When you make an account with Kraken you will make a username and password like the other but the difference is when you need support, the exchange generates a reference key unique to your account to share with the support admins. This reference does not log you in, only your username can do that. even your email is not used for that but only to communicate with support if the live chat can’t help.

For reference – sells pretty much everything else useful to have if there’s something you want to buy which you can’t buy anywhere else. also has phone and email support.

So 5 exchanges with a possible 6th. is good for BTC and ETH pairs. I bought Firo (at the time it was called Zcoin) from their by trading USDT which is supposed to be a decentralised version of USD. But the exchange has been accused of dodgy stuff like wash trading especially since it bought so it can say in the metrics that their exchange has the most trade volume when it doesn’t. Do not verify you ID with this exchange. I don’t know where their servers are located but before China banned digital currencies they were located there the CEO & Founder is from China. I think now in Singapore which isn’t much better. So banks to use with sending money to and from exchanges. If using my referral link you can get free money from that service.

[WARNING] Litebit has been in a recent data leak.

Revolut is an option I would recommend for this which is available across Europe and Australia. It’s great for when you go on holiday, they support currencies from over 20 countries and an account will enable you to trade US stocks and commodities as well as precious metals and digital currencies. BE AWARE: you cannot withdraw your digital money to a non-custodial wallet which essentially makes it an I.O.U. Alternatively you could use as well but only if you live in North America.

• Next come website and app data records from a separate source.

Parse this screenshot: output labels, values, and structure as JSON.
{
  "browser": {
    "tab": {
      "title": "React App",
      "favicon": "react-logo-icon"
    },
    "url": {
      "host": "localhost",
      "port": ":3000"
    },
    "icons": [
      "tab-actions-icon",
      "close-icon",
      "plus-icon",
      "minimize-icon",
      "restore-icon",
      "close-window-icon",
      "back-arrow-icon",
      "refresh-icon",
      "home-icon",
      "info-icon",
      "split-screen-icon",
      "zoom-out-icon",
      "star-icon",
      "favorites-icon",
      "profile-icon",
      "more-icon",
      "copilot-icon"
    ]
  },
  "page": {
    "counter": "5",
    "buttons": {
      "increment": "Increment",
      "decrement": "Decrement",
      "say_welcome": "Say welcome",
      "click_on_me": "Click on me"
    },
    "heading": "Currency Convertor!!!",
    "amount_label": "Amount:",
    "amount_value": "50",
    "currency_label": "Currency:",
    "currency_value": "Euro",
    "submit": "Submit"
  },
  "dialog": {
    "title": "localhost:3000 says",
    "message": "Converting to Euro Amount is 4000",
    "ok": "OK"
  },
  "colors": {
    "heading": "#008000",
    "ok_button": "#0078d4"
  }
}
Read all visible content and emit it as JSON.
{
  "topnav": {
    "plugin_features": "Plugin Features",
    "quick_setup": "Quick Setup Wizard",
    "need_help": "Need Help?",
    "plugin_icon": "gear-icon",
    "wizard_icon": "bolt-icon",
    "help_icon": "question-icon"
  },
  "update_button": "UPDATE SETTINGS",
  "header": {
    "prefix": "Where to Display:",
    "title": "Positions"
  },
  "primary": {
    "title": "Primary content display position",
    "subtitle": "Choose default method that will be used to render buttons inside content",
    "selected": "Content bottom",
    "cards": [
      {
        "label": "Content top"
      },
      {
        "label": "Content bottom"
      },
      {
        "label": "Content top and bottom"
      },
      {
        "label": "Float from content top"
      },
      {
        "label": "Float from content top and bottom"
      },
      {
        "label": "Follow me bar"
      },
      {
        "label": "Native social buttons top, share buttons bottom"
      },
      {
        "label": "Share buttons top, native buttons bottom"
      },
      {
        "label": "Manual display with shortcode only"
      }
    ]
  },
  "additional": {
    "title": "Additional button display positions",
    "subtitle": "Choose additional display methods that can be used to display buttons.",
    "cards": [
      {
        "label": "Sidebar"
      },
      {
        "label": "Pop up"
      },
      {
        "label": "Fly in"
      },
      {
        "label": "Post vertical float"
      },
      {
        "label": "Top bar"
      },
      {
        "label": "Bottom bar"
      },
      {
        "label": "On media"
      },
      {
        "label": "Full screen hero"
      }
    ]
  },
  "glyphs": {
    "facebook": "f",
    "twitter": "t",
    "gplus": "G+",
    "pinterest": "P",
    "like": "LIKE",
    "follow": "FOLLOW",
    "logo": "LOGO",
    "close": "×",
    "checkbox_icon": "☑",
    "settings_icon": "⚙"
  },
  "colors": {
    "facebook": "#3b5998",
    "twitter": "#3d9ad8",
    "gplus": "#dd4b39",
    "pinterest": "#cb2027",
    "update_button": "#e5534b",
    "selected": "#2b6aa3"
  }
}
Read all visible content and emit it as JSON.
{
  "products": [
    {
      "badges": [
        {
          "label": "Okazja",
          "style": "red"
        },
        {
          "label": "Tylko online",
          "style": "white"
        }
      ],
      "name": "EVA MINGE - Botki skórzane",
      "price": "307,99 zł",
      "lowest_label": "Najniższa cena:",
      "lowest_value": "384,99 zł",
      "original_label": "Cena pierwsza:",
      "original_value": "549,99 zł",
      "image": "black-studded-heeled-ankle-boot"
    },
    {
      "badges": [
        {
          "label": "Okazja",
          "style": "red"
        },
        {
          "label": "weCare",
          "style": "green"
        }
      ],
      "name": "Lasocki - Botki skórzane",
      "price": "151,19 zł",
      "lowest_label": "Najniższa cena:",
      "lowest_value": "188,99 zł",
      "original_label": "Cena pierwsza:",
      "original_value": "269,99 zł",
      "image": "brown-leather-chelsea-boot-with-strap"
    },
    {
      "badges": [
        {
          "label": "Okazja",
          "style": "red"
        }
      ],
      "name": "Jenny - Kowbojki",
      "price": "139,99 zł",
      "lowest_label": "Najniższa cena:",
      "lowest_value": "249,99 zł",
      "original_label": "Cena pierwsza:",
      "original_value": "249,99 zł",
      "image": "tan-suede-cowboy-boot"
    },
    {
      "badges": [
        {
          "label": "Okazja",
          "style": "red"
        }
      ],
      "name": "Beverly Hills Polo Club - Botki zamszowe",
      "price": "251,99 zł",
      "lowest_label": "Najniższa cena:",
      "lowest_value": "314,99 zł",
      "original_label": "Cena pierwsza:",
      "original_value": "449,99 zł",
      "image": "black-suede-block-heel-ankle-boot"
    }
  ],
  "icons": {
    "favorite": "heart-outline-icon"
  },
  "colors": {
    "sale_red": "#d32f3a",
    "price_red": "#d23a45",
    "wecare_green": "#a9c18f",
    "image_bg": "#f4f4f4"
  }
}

It makes you a target to hackers and scammers. Anyone can see your complaint and attempt a social engineering attack if your account is public so it would be better to e-mail or call them using the office information provided via their website.

The messages are not encrypted, meaning Twitter, Facebook and Instagram can see your messages if they wanted to they could impersonate you.

Earlier this month Twitter was hacked impacting accounts belonging to Barack Obama, Joe Biden, Bill Gates, Elon Musk, Kanye West, Kim Kardashian West and Warren Buffett.

The attacker infiltrated the high profile accounts targeting their followers using the common Bitcoin giveaway scam, “Send 1 Bitcoin to the displayed address and receive 1.5 Bitcoin back.” It's a social engineering method attempting to gain money off of unsuspecting victims.